The US concluded secret negotiations on what may turn out to be the worst trade agreement in decades, the so-called Trans-Pacific Partnership (TPP), and now faces an uphill battle for ratification, as all the leading Democratic presidential candidates and many of the Republicans have weighed in against it. The problem is not so much with the agreement’s trade provisions, but with the “investment” chapter, which severely constrains environmental, health, and safety regulation, and even financial regulations with significant macroeconomic impacts.
In particular, the chapter gives foreign investors the right to sue governments in private international tribunals when they believe government regulations contravene the TPP’s terms (inscribed on more than 6,000 pages). In the past, such tribunals have interpreted the requirement that foreign investors receive “fair and equitable treatment” as grounds for striking down new government regulations – even if they are non-discriminatory and are adopted simply to protect citizens from newly discovered egregious harms.
While the language is complex – inviting costly lawsuits pitting powerful corporations against poorly financed governments – even regulations protecting the planet from greenhouse-gas emissions are vulnerable. The only regulations that appear safe are those involving cigarettes (lawsuits filed against Uruguay and Australia for requiring modest labeling about health hazards had drawn too much negative attention). But there remain a host of questions about the possibility of lawsuits in myriad other areas.
Furthermore, a “most favored nation” provision ensures that corporations can claim the best treatment offered in any of a host country’s treaties. That sets up a race to the bottom – exactly the opposite of what US President Barack Obama promised.
Even the way Obama argued for the new trade agreement showed how out of touch with the emerging global economy his administration is. He repeatedly said that the TPP would determine who – America or China – would write the twenty-first century’s trade rules. The correct approach is to arrive at such rules collectively, with all voices heard, and in a transparent way. Obama has sought to perpetuate business as usual, whereby the rules governing global trade and investment are written by US corporations for US corporations. This should be unacceptable to anyone committed to democratic principles.
Those seeking closer economic integration have a special responsibility to be strong advocates of global governance reforms: If authority over domestic policies is ceded to supranational bodies, then the drafting, implementation, and enforcement of the rules and regulations has to be particularly sensitive to democratic concerns. Unfortunately, that was not always the case in 2015.
In 2016, we should hope for the TPP’s defeat and the beginning of a new era of trade agreements that don’t reward the powerful and punish the weak. The Paris climate agreement may be a harbinger of the spirit and mindset needed to sustain genuine global cooperation.
Joseph E Stiglitz, a Nobel laureate in economics and professor at Columbia University, is a former chief economist of the World Bank, chair of the US president’s Council of Economic Advisers and co-chair of the High-Level Commission on Carbon Prices.
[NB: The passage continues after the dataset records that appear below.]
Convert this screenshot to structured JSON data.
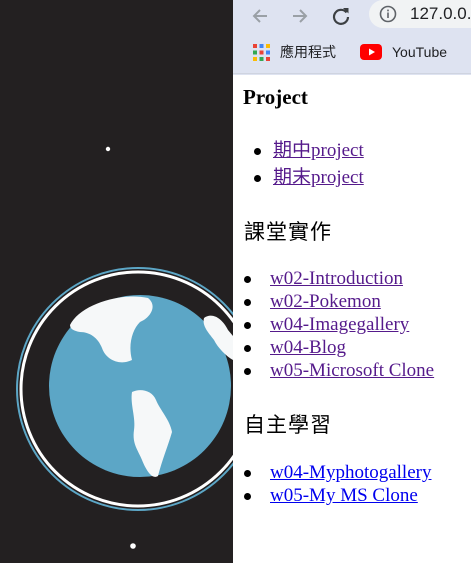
{
  "browser": {
    "url": "127.0.0.",
    "bookmarks": [
      {
        "label": "應用程式",
        "icon": "apps-grid-icon"
      },
      {
        "label": "YouTube",
        "icon": "youtube-icon"
      }
    ]
  },
  "page": {
    "project_heading": "Project",
    "project_links": [
      "期中project",
      "期末project"
    ],
    "classwork_heading": "課堂實作",
    "classwork_links": [
      "w02-Introduction",
      "w02-Pokemon",
      "w04-Imagegallery",
      "w04-Blog",
      "w05-Microsoft Clone"
    ],
    "self_study_heading": "自主學習",
    "self_study_links": [
      "w04-Myphotogallery",
      "w05-My MS Clone"
    ]
  },
  "colors": {
    "scene_bg": "#232021",
    "earth_ocean": "#5ca6c6",
    "earth_land": "#f6f8f9",
    "chrome_bg": "#dee3f1",
    "visited_link": "#551a8b",
    "unvisited_link": "#0000ee"
  }
}
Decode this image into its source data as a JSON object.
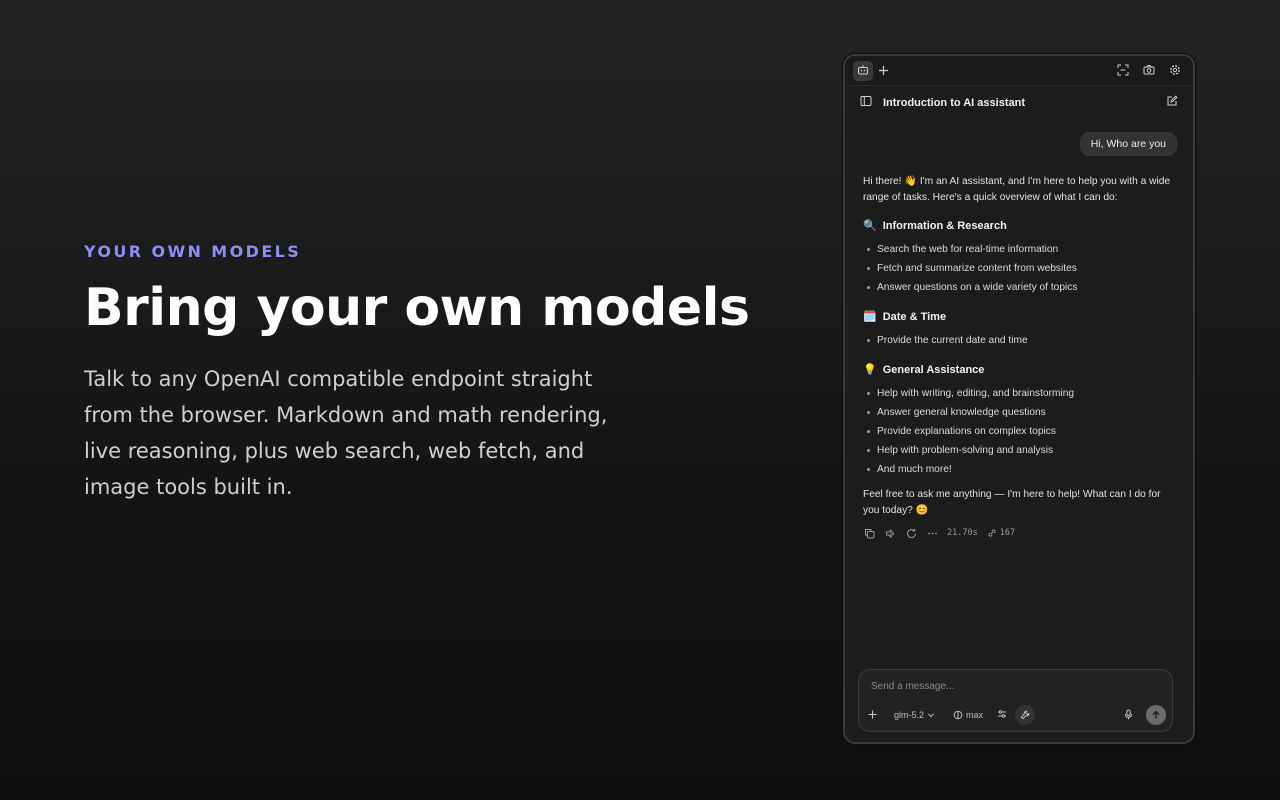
{
  "hero": {
    "eyebrow": "YOUR OWN MODELS",
    "headline": "Bring your own models",
    "description": "Talk to any OpenAI compatible endpoint straight from the browser. Markdown and math rendering, live reasoning, plus web search, web fetch, and image tools built in."
  },
  "panel": {
    "chat_title": "Introduction to AI assistant",
    "user_message": "Hi, Who are you",
    "assistant": {
      "intro": "Hi there! 👋 I'm an AI assistant, and I'm here to help you with a wide range of tasks. Here's a quick overview of what I can do:",
      "sections": [
        {
          "emoji": "🔍",
          "title": "Information & Research",
          "items": [
            "Search the web for real-time information",
            "Fetch and summarize content from websites",
            "Answer questions on a wide variety of topics"
          ]
        },
        {
          "emoji": "🗓️",
          "title": "Date & Time",
          "items": [
            "Provide the current date and time"
          ]
        },
        {
          "emoji": "💡",
          "title": "General Assistance",
          "items": [
            "Help with writing, editing, and brainstorming",
            "Answer general knowledge questions",
            "Provide explanations on complex topics",
            "Help with problem-solving and analysis",
            "And much more!"
          ]
        }
      ],
      "outro": "Feel free to ask me anything — I'm here to help! What can I do for you today? 😊",
      "meta": {
        "duration": "21.70s",
        "tokens": "167"
      }
    },
    "composer": {
      "placeholder": "Send a message...",
      "model": "glm-5.2",
      "reasoning": "max"
    }
  },
  "colors": {
    "accent": "#8b8ff5",
    "background": "#1a1a1a"
  }
}
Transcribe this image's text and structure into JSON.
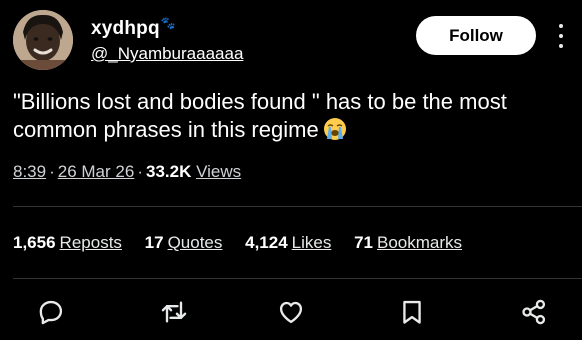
{
  "author": {
    "display_name": "xydhpq",
    "badge_icon": "paw-prints-icon",
    "handle": "@_Nyamburaaaaaa"
  },
  "follow_button": {
    "label": "Follow"
  },
  "tweet": {
    "text": "\"Billions lost and bodies found \" has to be the most common phrases in this regime",
    "emoji": "loudly-crying-face-icon"
  },
  "meta": {
    "time": "8:39",
    "date": "26 Mar 26",
    "views_count": "33.2K",
    "views_label": "Views"
  },
  "stats": {
    "reposts": {
      "count": "1,656",
      "label": "Reposts"
    },
    "quotes": {
      "count": "17",
      "label": "Quotes"
    },
    "likes": {
      "count": "4,124",
      "label": "Likes"
    },
    "bookmarks": {
      "count": "71",
      "label": "Bookmarks"
    }
  },
  "actions": [
    "reply-icon",
    "retweet-icon",
    "like-icon",
    "bookmark-icon",
    "share-icon"
  ],
  "colors": {
    "background": "#000000",
    "text": "#ffffff",
    "muted": "#cfd2d5",
    "divider": "#2f3336",
    "button_bg": "#ffffff"
  }
}
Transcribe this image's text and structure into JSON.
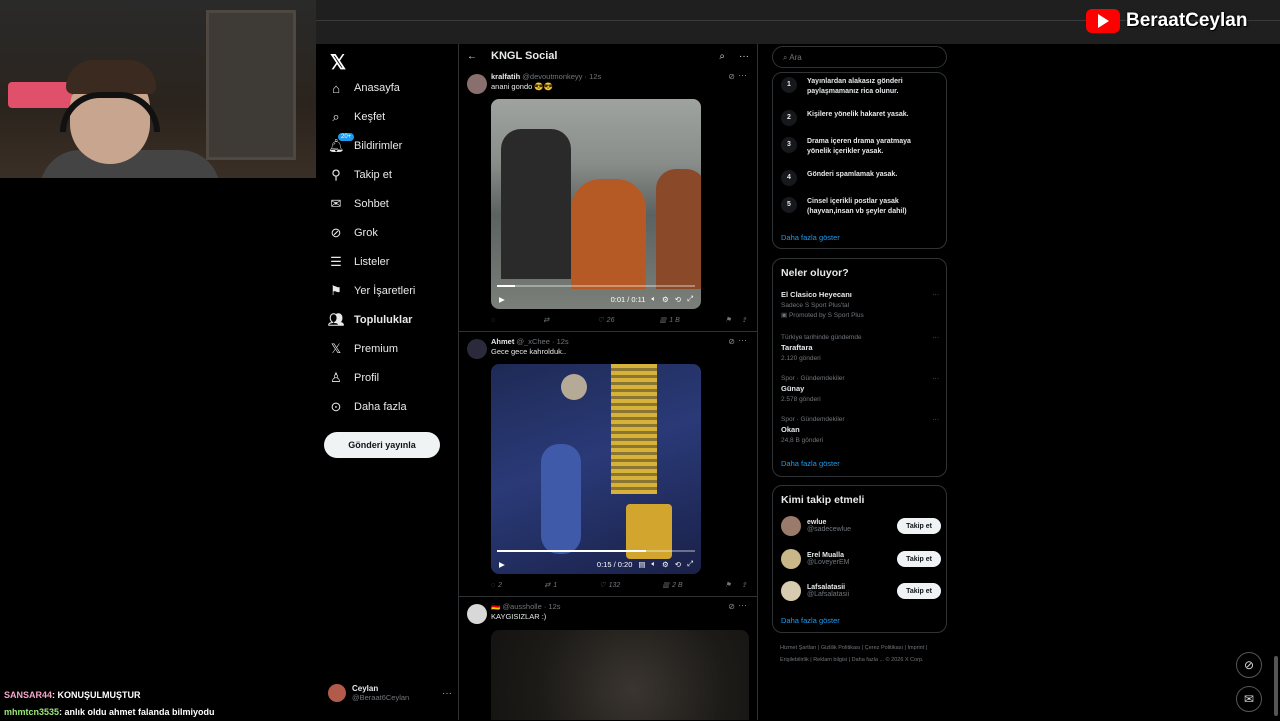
{
  "brand": {
    "channel": "BeraatCeylan",
    "icon": "youtube-icon"
  },
  "nav": {
    "logo": "𝕏",
    "items": [
      {
        "label": "Anasayfa",
        "icon": "home-icon"
      },
      {
        "label": "Keşfet",
        "icon": "search-icon"
      },
      {
        "label": "Bildirimler",
        "icon": "bell-icon",
        "badge": "20+"
      },
      {
        "label": "Takip et",
        "icon": "person-add-icon"
      },
      {
        "label": "Sohbet",
        "icon": "mail-icon"
      },
      {
        "label": "Grok",
        "icon": "grok-icon"
      },
      {
        "label": "Listeler",
        "icon": "list-icon"
      },
      {
        "label": "Yer İşaretleri",
        "icon": "bookmark-icon"
      },
      {
        "label": "Topluluklar",
        "icon": "communities-icon"
      },
      {
        "label": "Premium",
        "icon": "x-icon"
      },
      {
        "label": "Profil",
        "icon": "person-icon"
      },
      {
        "label": "Daha fazla",
        "icon": "more-circle-icon"
      }
    ],
    "post_button": "Gönderi yayınla",
    "account": {
      "name": "Ceylan",
      "handle": "@Beraat6Ceylan"
    }
  },
  "timeline": {
    "title": "KNGL Social",
    "posts": [
      {
        "name": "kralfatih",
        "handle": "@devoutmonkeyy",
        "time": "12s",
        "text": "anani gondo 😎😎",
        "video_time": "0:01 / 0:11",
        "progress": 0.09,
        "replies": "",
        "reposts": "",
        "likes": "26",
        "views": "1 B"
      },
      {
        "name": "Ahmet",
        "handle": "@_xChee",
        "time": "12s",
        "text": "Gece gece kahrolduk..",
        "video_time": "0:15 / 0:20",
        "progress": 0.75,
        "replies": "2",
        "reposts": "1",
        "likes": "132",
        "views": "2 B"
      },
      {
        "name": "🇩🇪",
        "handle": "@aussholle",
        "time": "12s",
        "text": "KAYGISIZLAR :)"
      }
    ]
  },
  "right": {
    "search_placeholder": "Ara",
    "rules": [
      {
        "num": "1",
        "text": "Yayınlardan alakasız gönderi paylaşmamanız rica olunur."
      },
      {
        "num": "2",
        "text": "Kişilere yönelik hakaret yasak."
      },
      {
        "num": "3",
        "text": "Drama içeren drama yaratmaya yönelik içerikler yasak."
      },
      {
        "num": "4",
        "text": "Gönderi spamlamak yasak."
      },
      {
        "num": "5",
        "text": "Cinsel içerikli postlar yasak (hayvan,insan vb şeyler dahil)"
      }
    ],
    "show_more": "Daha fazla göster",
    "trends_title": "Neler oluyor?",
    "trends": [
      {
        "context": "",
        "name": "El Clasico Heyecanı",
        "sub": "Sadece S Sport Plus'tal",
        "meta": "Promoted by S Sport Plus"
      },
      {
        "context": "Türkiye tarihinde gündemde",
        "name": "Taraftara",
        "sub": "",
        "meta": "2.120 gönderi"
      },
      {
        "context": "Spor · Gündemdekiler",
        "name": "Günay",
        "sub": "",
        "meta": "2.578 gönderi"
      },
      {
        "context": "Spor · Gündemdekiler",
        "name": "Okan",
        "sub": "",
        "meta": "24,8 B gönderi"
      }
    ],
    "who_title": "Kimi takip etmeli",
    "who": [
      {
        "name": "ewlue",
        "handle": "@sadecewlue",
        "button": "Takip et"
      },
      {
        "name": "Erel Mualla",
        "handle": "@LoveyerEM",
        "button": "Takip et"
      },
      {
        "name": "Lafsalatasii",
        "handle": "@Lafsalatasii",
        "button": "Takip et"
      }
    ],
    "footer": "Hizmet Şartları | Gizlilik Politikası | Çerez Politikası | Imprint | Erişilebilirlik | Reklam bilgisi | Daha fazla ... © 2026 X Corp."
  },
  "chat": [
    {
      "user": "SANSAR44",
      "message": ": KONUŞULMUŞTUR"
    },
    {
      "user": "mhmtcn3535",
      "message": ": anlık oldu ahmet falanda bilmiyodu"
    }
  ],
  "colors": {
    "accent": "#1d9bf0",
    "background": "#000000",
    "border": "#2f3336"
  }
}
He is a member of the Independent Commission for the Reform of International Corporate Taxation.